At a time when there seems to be plenty of tension between landlords and tenants in the retail sector, this is a positive announcement, potentially marking a significant shift forward on green leasing.
In particular, the concept of a large landlord leveraging energy buying power to benefit its tenant (at no cost to the occupier) is a move to note. Perhaps we will see similar moves in the industry, particularly with the London estates?
On a more general note, this is increasing evidence that as sustainability motivations move up the occupier agenda, landlords may have to take a more pro-active approach in "greening" their product, leaving behind outdated thinking on leasing. Similar moves will inevitably follow, across the sectors.
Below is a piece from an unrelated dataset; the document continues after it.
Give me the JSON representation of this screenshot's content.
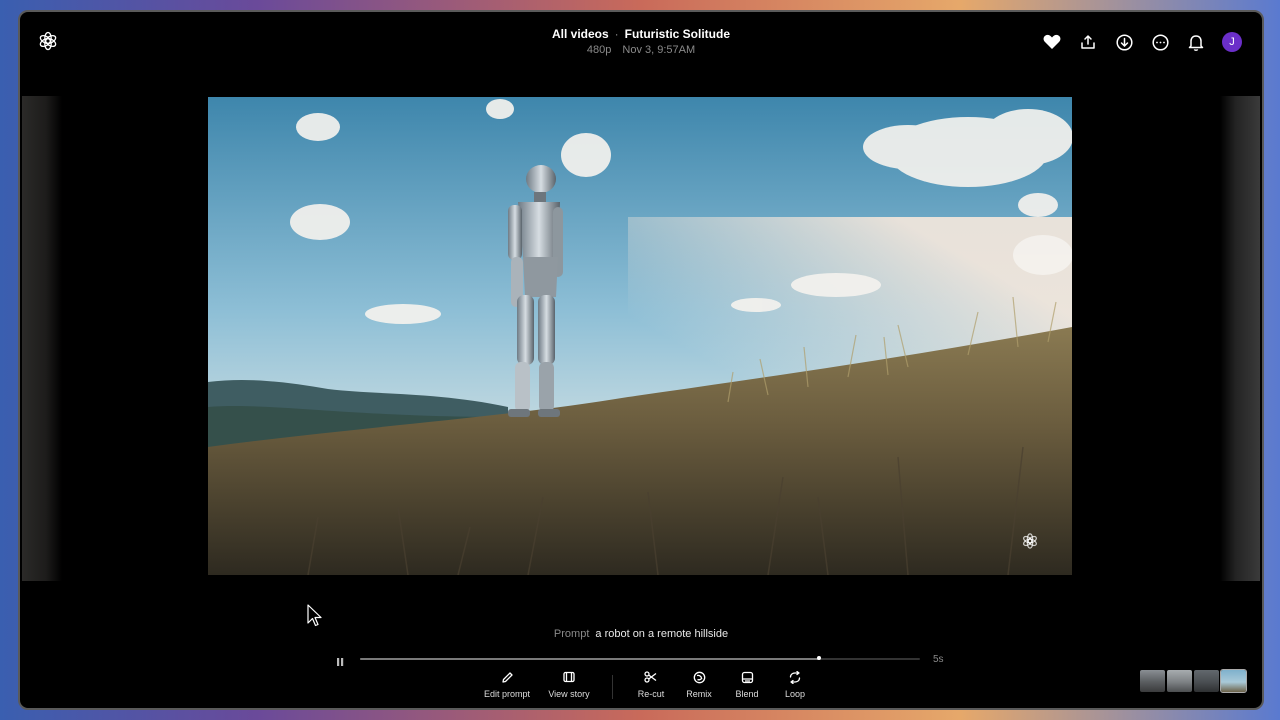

Renowned florist Pulbrook & Gould has become the first retailer to sign a new ‘green’ lease with landlord Grosvenor Britain & Ireland aimed at driving down carbon emissions and improving air quality across Mayfair and Belgravia